Examples are the flat-bottom, v-bottom, multi-bottom hull. These types have at least one pronounced knuckle throughout most of their length. Moulded, round soft-chined; these hull shapes all have smooth curves. Examples are the round bilge, semi-round bilge, s-bottom hull. Displacement hull: here the hull is supported or predominantly by buoyancy. Vessels that have this type of hull travel through the water at a limited rate, defined by the waterline length, they are though not always, heavier than planing types. Planing hull: here, the planing hull form is configured to develop positive dynamic pressure so that its draft decreases with increasing speed; the dynamic lift reduces the wetted surface and therefore the drag. They are sometimes flat-bottomed, sometimes V-bottomed and more round-bilged; the most common form is to have at least one chine, which makes for more efficient planing and can throw spray down.

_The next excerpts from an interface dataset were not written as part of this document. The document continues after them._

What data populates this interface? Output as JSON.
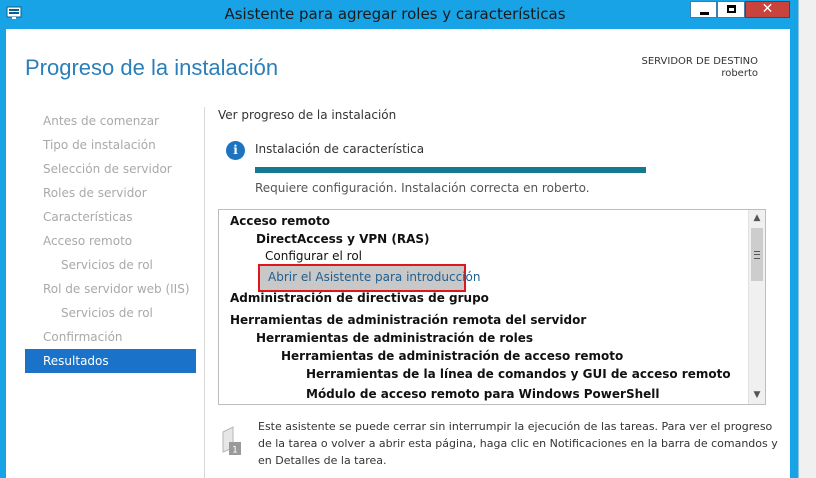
{
  "window": {
    "title": "Asistente para agregar roles y características",
    "minimize_icon": "minimize-icon",
    "maximize_icon": "maximize-icon",
    "close_glyph": "✕"
  },
  "page": {
    "heading": "Progreso de la instalación",
    "destination_label": "SERVIDOR DE DESTINO",
    "destination_server": "roberto"
  },
  "nav": {
    "items": [
      {
        "label": "Antes de comenzar"
      },
      {
        "label": "Tipo de instalación"
      },
      {
        "label": "Selección de servidor"
      },
      {
        "label": "Roles de servidor"
      },
      {
        "label": "Características"
      },
      {
        "label": "Acceso remoto"
      },
      {
        "label": "Servicios de rol"
      },
      {
        "label": "Rol de servidor web (IIS)"
      },
      {
        "label": "Servicios de rol"
      },
      {
        "label": "Confirmación"
      },
      {
        "label": "Resultados"
      }
    ]
  },
  "main": {
    "section_title": "Ver progreso de la instalación",
    "info_glyph": "i",
    "feature_label": "Instalación de característica",
    "progress_percent": 100,
    "status_text": "Requiere configuración. Instalación correcta en roberto.",
    "tree": [
      "Acceso remoto",
      "DirectAccess y VPN (RAS)",
      "Configurar el rol",
      "Abrir el Asistente para introducción",
      "Administración de directivas de grupo",
      "Herramientas de administración remota del servidor",
      "Herramientas de administración de roles",
      "Herramientas de administración de acceso remoto",
      "Herramientas de la línea de comandos y GUI de acceso remoto",
      "Módulo de acceso remoto para Windows PowerShell"
    ],
    "scroll_up": "▲",
    "scroll_down": "▼",
    "note_text": "Este asistente se puede cerrar sin interrumpir la ejecución de las tareas. Para ver el progreso de la tarea o volver a abrir esta página, haga clic en Notificaciones en la barra de comandos y en Detalles de la tarea.",
    "note_badge": "1"
  },
  "colors": {
    "titlebar": "#18a3e6",
    "heading": "#2b7fb8",
    "nav_active": "#1a73c8",
    "progress_fill": "#157a8f",
    "highlight_border": "#e0161a"
  }
}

Planing hulls are more efficient at higher speeds, although they still require more energy to achieve these speeds.
An effective planing hull must be as light as possible with flat surfaces that are consistent with good sea keeping. Sail boats that plane must sail efficiently in displacement mode in light winds. Semi-displacement, or semi-planing: here the hull form is capable of developing a moderate amount of dynamic lift. At present, the most used form is the round bilge hull. In the inverted bell shape of the hull, with a smaller payload the waterline cross-section is less, hence the resistance is less and the speed is higher. With a higher payload the outward bend provides smoother performance in waves; as such, the inverted bell shape is a popular form used with planing hulls. A chined hull consists of straight, tall, long, or short plates, timbers or sheets of ply, which are set at an angle to each other when viewed in transverse section; the traditional chined hull is a simple hull shape because it works with only straight planks bent into a curve. These boards are bent lengthwise. Plywood chined boats made of 8' x 4' sheets have most bend along the long axis of the sheet.
Only thin ply 3–6 mm can be shaped into a compound bend. Most home-made constructed boats are chined hull boats. Mass-produced chine powerboats are made of sprayed chop strand fibreglass over a wooden mold; the Cajun "pirogue" is an example of a craft with hard chines. Benefits of this type of hull is the low production cost and the flat bottom, making the boat faster at planing. Sail boats with chined hull make use of a dagger keel. Chined hulls may have one of three shapes: Flat-bottom chined hulls Multi-chined hulls V-bottom chined hulls. Sometimes called hard chine; each of these chine hulls use. The flat bottom hull has high initial stability but high drag. To counter the high drag hull forms are narrow and sometimes tapered at bow and stern; this leads to poor stability. This is countered by using heavy interior ballast on sailing versions, they are best suited to sheltered inshore waters. Early racing power boats were flat aft; this produced maximum lift and a smooth,fast ride in flat water but this hull form is unsettled in waves.
The multi chine h